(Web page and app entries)
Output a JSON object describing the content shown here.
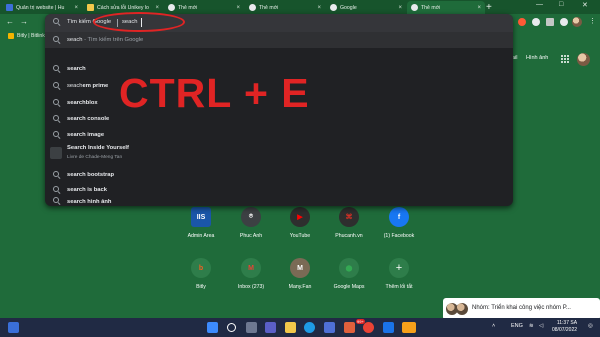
{
  "tabs": [
    {
      "title": "Quản trị website | Hu",
      "favicon": "website-favicon"
    },
    {
      "title": "Cách sửa lỗi Unikey lo",
      "favicon": "article-favicon"
    },
    {
      "title": "Thẻ mới",
      "favicon": "chrome-favicon"
    },
    {
      "title": "Thẻ mới",
      "favicon": "chrome-favicon"
    },
    {
      "title": "Google",
      "favicon": "google-favicon"
    },
    {
      "title": "Thẻ mới",
      "favicon": "chrome-favicon"
    }
  ],
  "window_controls": {
    "minimize": "—",
    "maximize": "□",
    "close": "✕"
  },
  "tab_close": "×",
  "new_tab": "+",
  "nav": {
    "back": "←",
    "forward": "→"
  },
  "bookmarks": [
    {
      "label": "Bitly | Bitlink"
    }
  ],
  "omnibox": {
    "chip": "Tìm kiếm Google",
    "query": "seach"
  },
  "suggestions": [
    {
      "bold": "seach",
      "rest": " - Tìm kiếm trên Google"
    },
    {
      "bold": "search",
      "rest": ""
    },
    {
      "bold": "seach",
      "rest": "em prime"
    },
    {
      "bold": "searchblox",
      "rest": ""
    },
    {
      "bold": "search console",
      "rest": ""
    },
    {
      "bold": "search image",
      "rest": ""
    },
    {
      "bold": "Search Inside Yourself",
      "rest": "",
      "sub": "Livre de Chade-Meng Tan"
    },
    {
      "bold": "search bootstrap",
      "rest": ""
    },
    {
      "bold": "search is back",
      "rest": ""
    },
    {
      "bold": "search hình ảnh",
      "rest": ""
    }
  ],
  "top_links": {
    "gmail": "ail",
    "images": "Hình ảnh"
  },
  "overlay_text": "CTRL + E",
  "shortcuts_row1": [
    {
      "label": "Admin Area",
      "glyph": "IIS",
      "color": "#1a56a8"
    },
    {
      "label": "Phuc Anh",
      "glyph": "⌾",
      "color": "#3c4043"
    },
    {
      "label": "YouTube",
      "glyph": "▶",
      "color": "#ff0000"
    },
    {
      "label": "Phucanh.vn",
      "glyph": "⌘",
      "color": "#d93025"
    },
    {
      "label": "(1) Facebook",
      "glyph": "f",
      "color": "#1877f2"
    }
  ],
  "shortcuts_row2": [
    {
      "label": "Bitly",
      "glyph": "b",
      "color": "#ee6123"
    },
    {
      "label": "Inbox (273)",
      "glyph": "M",
      "color": "#ea4335"
    },
    {
      "label": "Many.Fan",
      "glyph": "M",
      "color": "#7a6a55"
    },
    {
      "label": "Google Maps",
      "glyph": "⬤",
      "color": "#34a853"
    },
    {
      "label": "Thêm lối tắt",
      "glyph": "+",
      "color": "#e8eaed"
    }
  ],
  "notification": {
    "text": "Nhóm: Triển khai công việc nhóm P..."
  },
  "taskbar": {
    "lang": "ENG",
    "time": "11:37 SA",
    "date": "08/07/2022",
    "badge": "99+"
  }
}
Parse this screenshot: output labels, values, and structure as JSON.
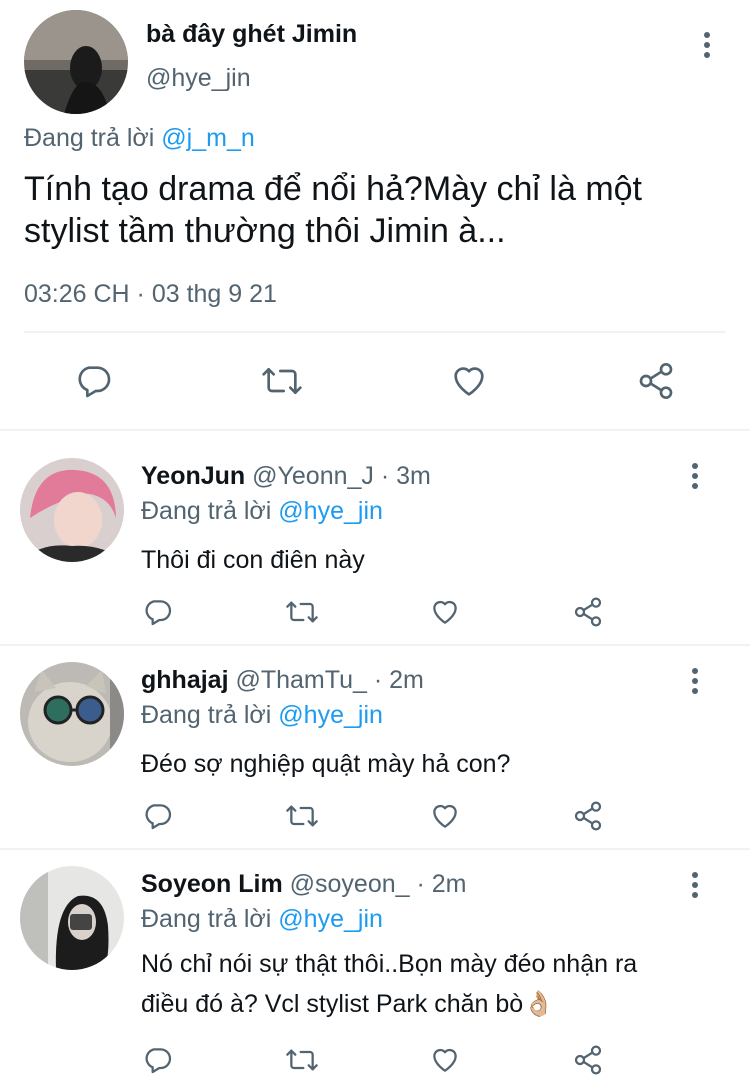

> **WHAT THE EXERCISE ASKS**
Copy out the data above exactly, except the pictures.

> **ANSWER TO THIS PROBLEM**
Output a JSON object describing the content shown here.
{
  "tabs": [
    {
      "title": "Quản trị website | Hu",
      "favicon": "website-favicon"
    },
    {
      "title": "Cách sửa lỗi Unikey lo",
      "favicon": "article-favicon"
    },
    {
      "title": "Thẻ mới",
      "favicon": "chrome-favicon"
    },
    {
      "title": "Thẻ mới",
      "favicon": "chrome-favicon"
    },
    {
      "title": "Google",
      "favicon": "google-favicon"
    },
    {
      "title": "Thẻ mới",
      "favicon": "chrome-favicon"
    }
  ],
  "window_controls": {
    "minimize": "—",
    "maximize": "□",
    "close": "✕"
  },
  "tab_close": "×",
  "new_tab": "+",
  "nav": {
    "back": "←",
    "forward": "→"
  },
  "bookmarks": [
    {
      "label": "Bitly | Bitlink"
    }
  ],
  "omnibox": {
    "chip": "Tìm kiếm Google",
    "query": "seach"
  },
  "suggestions": [
    {
      "bold": "seach",
      "rest": " - Tìm kiếm trên Google"
    },
    {
      "bold": "search",
      "rest": ""
    },
    {
      "bold": "seach",
      "rest": "em prime"
    },
    {
      "bold": "searchblox",
      "rest": ""
    },
    {
      "bold": "search console",
      "rest": ""
    },
    {
      "bold": "search image",
      "rest": ""
    },
    {
      "bold": "Search Inside Yourself",
      "rest": "",
      "sub": "Livre de Chade-Meng Tan"
    },
    {
      "bold": "search bootstrap",
      "rest": ""
    },
    {
      "bold": "search is back",
      "rest": ""
    },
    {
      "bold": "search hình ảnh",
      "rest": ""
    }
  ],
  "top_links": {
    "gmail": "ail",
    "images": "Hình ảnh"
  },
  "overlay_text": "CTRL + E",
  "shortcuts_row1": [
    {
      "label": "Admin Area",
      "glyph": "IIS",
      "color": "#1a56a8"
    },
    {
      "label": "Phuc Anh",
      "glyph": "⌾",
      "color": "#3c4043"
    },
    {
      "label": "YouTube",
      "glyph": "▶",
      "color": "#ff0000"
    },
    {
      "label": "Phucanh.vn",
      "glyph": "⌘",
      "color": "#d93025"
    },
    {
      "label": "(1) Facebook",
      "glyph": "f",
      "color": "#1877f2"
    }
  ],
  "shortcuts_row2": [
    {
      "label": "Bitly",
      "glyph": "b",
      "color": "#ee6123"
    },
    {
      "label": "Inbox (273)",
      "glyph": "M",
      "color": "#ea4335"
    },
    {
      "label": "Many.Fan",
      "glyph": "M",
      "color": "#7a6a55"
    },
    {
      "label": "Google Maps",
      "glyph": "⬤",
      "color": "#34a853"
    },
    {
      "label": "Thêm lối tắt",
      "glyph": "+",
      "color": "#e8eaed"
    }
  ],
  "notification": {
    "text": "Nhóm: Triển khai công việc nhóm P..."
  },
  "taskbar": {
    "lang": "ENG",
    "time": "11:37 SA",
    "date": "08/07/2022",
    "badge": "99+"
  }
}
Parse this screenshot: output labels, values, and structure as JSON.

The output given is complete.